But my abiding memory will be of her sitting alone in Westminster abbey at the funeral of her husband Philip. Masked and hunched with no one to comfort her because this was the height of COVID lockdown. She could have flouted every rule and conducted herself any way she wanted, but she didn’t, she did what was right.
And now she’s gone.
I wanted to make something to mark this transition, to acknowledge her passing and to say something about her life in a way that matched my impression of her – a person who ultimately has had to do everything alone because of the cards life had dealt her. I was at a loss until a news item mentioning everything that would change – QCs becoming KCs, God Save the King, those kinds of things – then reassuring us that stamps bearing her image would still be valid.
Stamps.

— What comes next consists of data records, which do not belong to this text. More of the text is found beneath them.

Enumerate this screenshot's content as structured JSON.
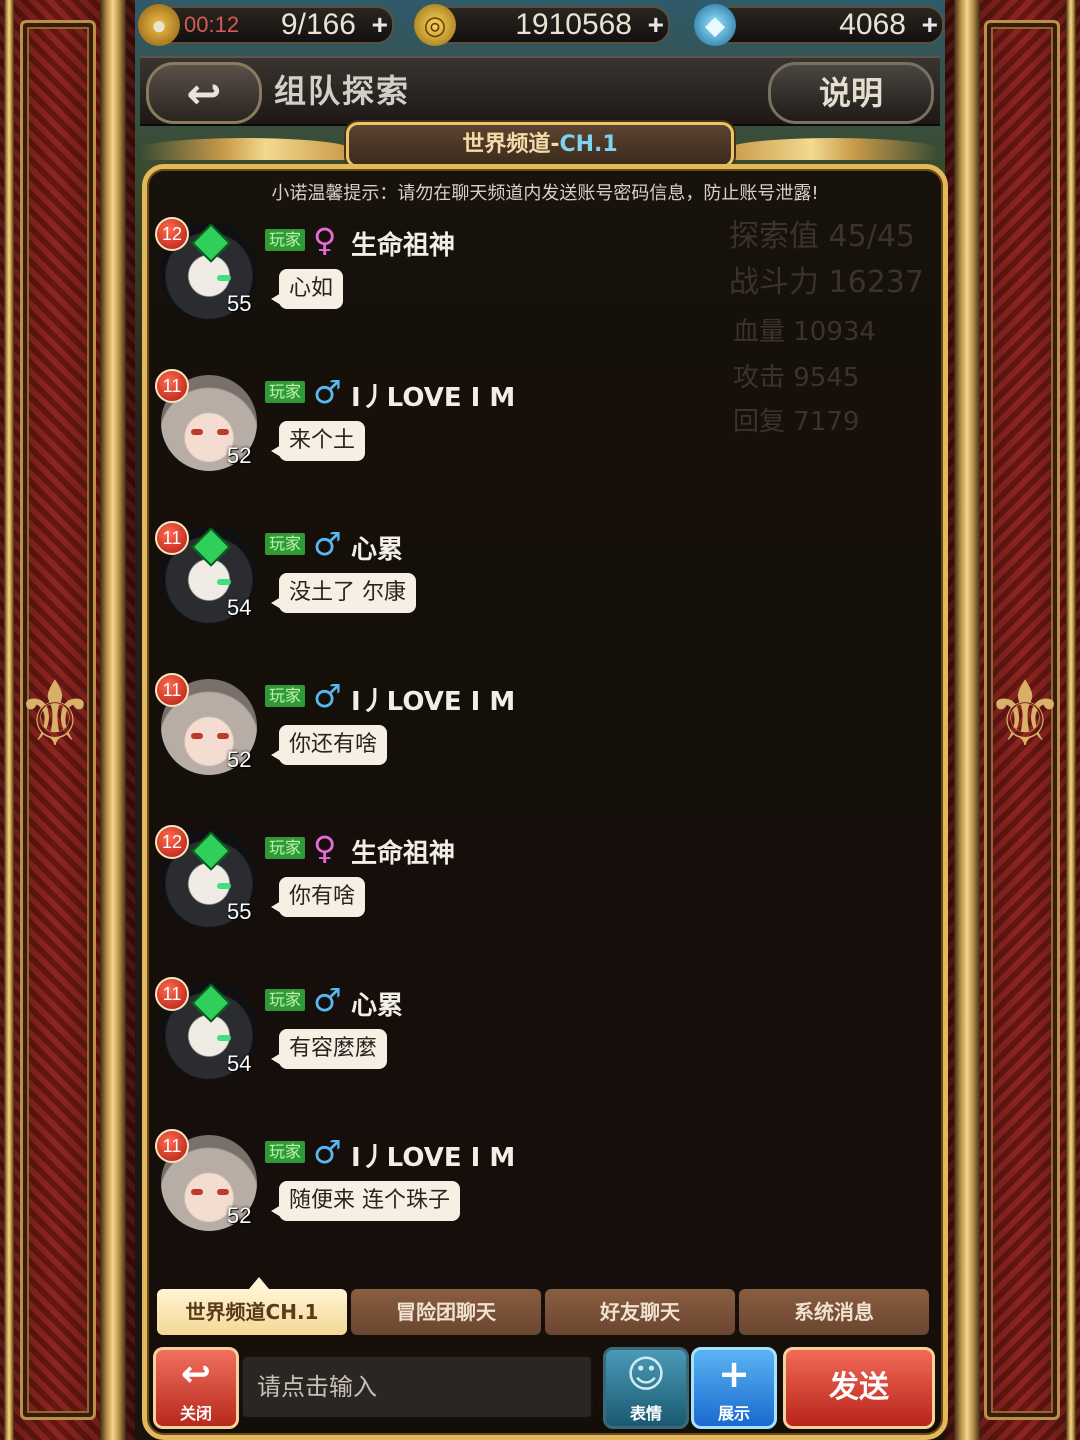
{
  "resources": {
    "stamina_timer": "00:12",
    "stamina": "9/166",
    "gold": "1910568",
    "gems": "4068",
    "plus": "+"
  },
  "header": {
    "back_icon": "back-arrow-icon",
    "title": "组队探索",
    "help_label": "说明"
  },
  "channel": {
    "name": "世界频道-",
    "code": "CH.1"
  },
  "notice": "小诺温馨提示：请勿在聊天频道内发送账号密码信息，防止账号泄露!",
  "background_stats": {
    "explore": "探索值 45/45",
    "power": "战斗力 16237",
    "hp": "血量  10934",
    "attack": "攻击  9545",
    "recover": "回复  7179"
  },
  "messages": [
    {
      "badge": "12",
      "level": "55",
      "tag": "玩家",
      "gender": "♀",
      "name": "生命祖神",
      "text": "心如"
    },
    {
      "badge": "11",
      "level": "52",
      "tag": "玩家",
      "gender": "♂",
      "name": "I丿LOVE I M",
      "text": "来个土"
    },
    {
      "badge": "11",
      "level": "54",
      "tag": "玩家",
      "gender": "♂",
      "name": "心累",
      "text": "没土了 尔康"
    },
    {
      "badge": "11",
      "level": "52",
      "tag": "玩家",
      "gender": "♂",
      "name": "I丿LOVE I M",
      "text": "你还有啥"
    },
    {
      "badge": "12",
      "level": "55",
      "tag": "玩家",
      "gender": "♀",
      "name": "生命祖神",
      "text": "你有啥"
    },
    {
      "badge": "11",
      "level": "54",
      "tag": "玩家",
      "gender": "♂",
      "name": "心累",
      "text": "有容麼麼"
    },
    {
      "badge": "11",
      "level": "52",
      "tag": "玩家",
      "gender": "♂",
      "name": "I丿LOVE I M",
      "text": "随便来 连个珠子"
    }
  ],
  "tabs": [
    "世界频道CH.1",
    "冒险团聊天",
    "好友聊天",
    "系统消息"
  ],
  "input": {
    "close_label": "关闭",
    "placeholder": "请点击输入",
    "emote_label": "表情",
    "show_label": "展示",
    "send_label": "发送"
  },
  "colors": {
    "panel_border": "#e2b85a",
    "tag_green": "#2e9a38",
    "female": "#e86ad8",
    "male": "#5ab8f0",
    "send_red": "#d8382a"
  }
}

Always placed top right of an envelope with the address in the middle underneath but of such importance and inherent integrity that mail could stall if the stamp was damaged, or if it had been marked, defaced, in some way.
The image that came to mind then was of an envelope in the centre of a black surround, with a stamp also with a black surround. And suddenly I knew the stamp had to be in the centre too, a place it never is, and in being there, becomes both the address and the legitimising token for sending.
To me, this feels like a universal closure; a straight line that becomes a circle that finally becomes one with itself, a singularity.
9th September 2022.